Finally this morning we visited the elected Fatah mayor. His father was killed under the British mandate by Zionists, His son was killed by Zionists during the first Intifada. A fellow 40 year old councillor has spent 20 years of his life in Israeli prisons. The mayor told us the town is floating on a sea of sewage but Israel refuses to allow a sewage system to be built in Abu Dis for ‘security reasons’. The mayor may hold office but in reality he has no real power, not even enough to deal with sewage!
Two very sad pictures in the street in Abu Dis yesterday. Mohammed (on the right) had just finished his towjehi (end of school exams) when he was shot by Israeli soldiers in Abu Dis on 20th July 2017. Yousef (next to him) was killed the next day in clashes that followed Mohammed’s death.
Monday afternoon: Forced eviction
This afternoon we visited Jabab Al Bab village. The Bedouin here are facing forced eviction and transfer because their home is a block to Zionist expansion. Their settlement is directly in the way of the expansion of the Ma’ale Adumim settlement, a crucial Israeli project. The expansion of this settlement bloc and its joining up with other Israeli controlled areas and Jerusalem will allow the Israelis to finally annexe the whole of an expanded Jerusalem to 1948 Israel. It will also divide Palestine east and west, north and south preventing any contiguous territory under Palestinian control. It will be the final nail in the coffin of a Palestinian state, leaving nothing but a moth eared collection of tiny scraps of land for the indigenous population.

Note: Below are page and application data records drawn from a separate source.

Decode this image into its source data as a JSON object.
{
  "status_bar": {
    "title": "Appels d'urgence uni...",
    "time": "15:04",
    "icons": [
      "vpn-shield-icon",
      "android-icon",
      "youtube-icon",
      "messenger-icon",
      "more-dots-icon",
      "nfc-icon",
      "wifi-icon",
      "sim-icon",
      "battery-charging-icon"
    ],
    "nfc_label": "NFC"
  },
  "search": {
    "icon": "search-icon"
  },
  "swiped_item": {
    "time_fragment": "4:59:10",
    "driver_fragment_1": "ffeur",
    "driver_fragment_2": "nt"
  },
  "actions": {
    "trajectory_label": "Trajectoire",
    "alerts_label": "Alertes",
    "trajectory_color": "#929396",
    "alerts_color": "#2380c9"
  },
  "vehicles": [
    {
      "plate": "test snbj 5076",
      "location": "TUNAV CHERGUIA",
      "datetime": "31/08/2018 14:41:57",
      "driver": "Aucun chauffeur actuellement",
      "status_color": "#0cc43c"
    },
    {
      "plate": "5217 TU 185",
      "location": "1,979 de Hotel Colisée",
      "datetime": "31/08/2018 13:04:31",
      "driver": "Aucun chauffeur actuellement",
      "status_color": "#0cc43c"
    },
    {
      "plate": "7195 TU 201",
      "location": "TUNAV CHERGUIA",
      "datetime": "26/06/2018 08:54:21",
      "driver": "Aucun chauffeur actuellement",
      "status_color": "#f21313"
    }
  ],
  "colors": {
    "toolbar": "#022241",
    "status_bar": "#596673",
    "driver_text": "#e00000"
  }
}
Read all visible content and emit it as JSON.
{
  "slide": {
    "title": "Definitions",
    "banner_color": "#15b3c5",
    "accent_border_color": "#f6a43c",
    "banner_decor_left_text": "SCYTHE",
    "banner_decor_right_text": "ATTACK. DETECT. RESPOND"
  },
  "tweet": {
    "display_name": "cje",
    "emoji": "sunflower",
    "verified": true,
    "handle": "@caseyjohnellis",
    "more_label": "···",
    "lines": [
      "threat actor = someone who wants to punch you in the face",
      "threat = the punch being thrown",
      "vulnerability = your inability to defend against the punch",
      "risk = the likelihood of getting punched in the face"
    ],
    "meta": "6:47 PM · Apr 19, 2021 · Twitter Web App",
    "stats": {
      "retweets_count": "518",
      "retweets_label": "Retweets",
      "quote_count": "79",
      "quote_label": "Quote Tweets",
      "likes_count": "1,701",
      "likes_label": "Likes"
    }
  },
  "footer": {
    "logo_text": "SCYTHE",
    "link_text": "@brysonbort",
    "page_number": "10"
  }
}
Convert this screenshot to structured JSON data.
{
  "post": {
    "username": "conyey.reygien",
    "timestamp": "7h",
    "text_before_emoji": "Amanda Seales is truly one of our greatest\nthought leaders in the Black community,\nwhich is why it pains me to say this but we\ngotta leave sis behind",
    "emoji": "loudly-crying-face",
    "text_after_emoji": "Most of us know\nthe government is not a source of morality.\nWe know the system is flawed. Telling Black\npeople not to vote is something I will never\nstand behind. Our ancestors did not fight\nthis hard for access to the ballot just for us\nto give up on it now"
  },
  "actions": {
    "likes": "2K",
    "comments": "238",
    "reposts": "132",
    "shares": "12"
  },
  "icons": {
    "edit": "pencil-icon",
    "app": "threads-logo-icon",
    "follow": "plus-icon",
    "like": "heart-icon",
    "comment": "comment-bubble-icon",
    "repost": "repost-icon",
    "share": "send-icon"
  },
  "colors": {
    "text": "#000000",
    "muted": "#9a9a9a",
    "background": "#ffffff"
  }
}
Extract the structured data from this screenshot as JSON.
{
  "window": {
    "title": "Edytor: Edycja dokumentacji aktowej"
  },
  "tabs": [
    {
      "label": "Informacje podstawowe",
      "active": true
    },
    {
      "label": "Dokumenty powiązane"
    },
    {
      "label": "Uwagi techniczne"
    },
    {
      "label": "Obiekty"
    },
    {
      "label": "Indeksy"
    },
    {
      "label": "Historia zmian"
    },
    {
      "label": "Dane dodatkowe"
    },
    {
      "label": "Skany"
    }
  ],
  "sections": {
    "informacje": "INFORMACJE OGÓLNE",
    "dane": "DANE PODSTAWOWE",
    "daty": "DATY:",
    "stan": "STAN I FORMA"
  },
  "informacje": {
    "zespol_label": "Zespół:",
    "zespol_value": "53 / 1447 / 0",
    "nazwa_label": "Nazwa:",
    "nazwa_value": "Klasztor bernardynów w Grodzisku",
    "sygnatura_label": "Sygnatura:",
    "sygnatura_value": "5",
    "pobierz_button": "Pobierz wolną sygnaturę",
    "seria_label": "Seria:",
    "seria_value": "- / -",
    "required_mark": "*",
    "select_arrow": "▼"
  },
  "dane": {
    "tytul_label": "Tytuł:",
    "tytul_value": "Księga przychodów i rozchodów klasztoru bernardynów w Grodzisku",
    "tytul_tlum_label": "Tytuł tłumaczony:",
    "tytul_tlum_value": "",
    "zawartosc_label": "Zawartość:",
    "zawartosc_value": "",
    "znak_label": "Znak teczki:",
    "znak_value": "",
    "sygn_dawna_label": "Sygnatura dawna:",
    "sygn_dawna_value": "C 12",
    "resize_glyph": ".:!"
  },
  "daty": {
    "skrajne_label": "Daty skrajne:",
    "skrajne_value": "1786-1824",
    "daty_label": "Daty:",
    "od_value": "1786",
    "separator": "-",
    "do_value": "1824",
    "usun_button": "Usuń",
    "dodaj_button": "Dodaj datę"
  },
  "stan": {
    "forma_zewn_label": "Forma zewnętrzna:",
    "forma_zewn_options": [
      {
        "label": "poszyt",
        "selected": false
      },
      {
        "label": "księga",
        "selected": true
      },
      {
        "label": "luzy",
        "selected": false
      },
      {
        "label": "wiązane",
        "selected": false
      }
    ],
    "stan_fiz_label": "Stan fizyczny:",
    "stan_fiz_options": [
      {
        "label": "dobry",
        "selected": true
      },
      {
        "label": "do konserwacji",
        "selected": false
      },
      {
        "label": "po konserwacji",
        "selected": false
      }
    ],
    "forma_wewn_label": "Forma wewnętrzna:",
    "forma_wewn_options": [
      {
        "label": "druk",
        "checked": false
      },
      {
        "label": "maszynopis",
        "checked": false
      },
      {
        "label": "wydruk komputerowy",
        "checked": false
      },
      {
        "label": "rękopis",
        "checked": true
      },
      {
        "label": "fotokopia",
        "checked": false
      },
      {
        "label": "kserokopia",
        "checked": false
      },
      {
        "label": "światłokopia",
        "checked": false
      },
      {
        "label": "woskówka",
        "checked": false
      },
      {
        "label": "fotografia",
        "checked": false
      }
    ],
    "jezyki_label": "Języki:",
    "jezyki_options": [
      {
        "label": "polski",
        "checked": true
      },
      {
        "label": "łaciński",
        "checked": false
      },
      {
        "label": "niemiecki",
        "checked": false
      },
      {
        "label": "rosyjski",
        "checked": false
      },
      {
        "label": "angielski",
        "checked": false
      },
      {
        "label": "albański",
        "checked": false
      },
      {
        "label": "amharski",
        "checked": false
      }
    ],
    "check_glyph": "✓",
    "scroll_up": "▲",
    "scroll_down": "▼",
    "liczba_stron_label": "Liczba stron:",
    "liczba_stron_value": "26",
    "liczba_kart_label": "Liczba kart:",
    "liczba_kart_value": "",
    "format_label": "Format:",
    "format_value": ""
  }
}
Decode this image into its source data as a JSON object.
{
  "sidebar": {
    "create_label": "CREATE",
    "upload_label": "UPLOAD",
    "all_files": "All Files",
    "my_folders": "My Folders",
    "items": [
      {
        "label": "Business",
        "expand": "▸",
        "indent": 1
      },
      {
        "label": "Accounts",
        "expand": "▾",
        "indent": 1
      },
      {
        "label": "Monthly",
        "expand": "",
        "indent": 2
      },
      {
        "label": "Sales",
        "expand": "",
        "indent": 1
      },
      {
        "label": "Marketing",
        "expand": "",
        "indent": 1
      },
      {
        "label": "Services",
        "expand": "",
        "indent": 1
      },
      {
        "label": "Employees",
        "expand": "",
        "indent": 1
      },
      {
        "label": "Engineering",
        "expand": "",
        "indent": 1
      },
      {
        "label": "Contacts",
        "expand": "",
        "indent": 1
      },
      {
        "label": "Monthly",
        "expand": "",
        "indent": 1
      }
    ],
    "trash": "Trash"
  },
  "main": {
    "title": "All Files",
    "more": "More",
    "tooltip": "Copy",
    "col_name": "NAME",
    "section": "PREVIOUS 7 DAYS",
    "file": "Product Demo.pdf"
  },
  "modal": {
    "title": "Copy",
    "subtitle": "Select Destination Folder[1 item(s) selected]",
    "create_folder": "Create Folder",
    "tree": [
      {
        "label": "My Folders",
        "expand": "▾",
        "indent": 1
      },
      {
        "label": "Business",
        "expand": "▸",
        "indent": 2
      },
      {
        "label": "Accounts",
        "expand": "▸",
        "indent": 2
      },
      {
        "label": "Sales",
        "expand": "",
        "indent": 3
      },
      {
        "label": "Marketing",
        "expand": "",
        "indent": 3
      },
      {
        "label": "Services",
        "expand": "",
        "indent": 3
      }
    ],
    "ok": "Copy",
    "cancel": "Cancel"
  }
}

But the Bedouin here are themselves 1948 refugees, displaced from their traditional home in the Negev from which they were evicted. Even now their traditional life as herders has been severely curtailed by settlement expansion and planning restrictions. Their nursery and school was demolished along with many homes by the Israeli army. The photograph is of me with the Palestinian flag and one of their community spokespersons on a barren hillside where they live with few comforts overlooking the Israeli settlement with its incongruous western homes and swimming pools. I felt a mixture of rage, anger, despair but also hope. Hope because they are still resisting, as are the majority of Palestinians against the overwhelming power of the colonial settler state. For us around the world it is our duty to support the struggle of the Bedouin of Jabab Al Bab with every method at our disposal.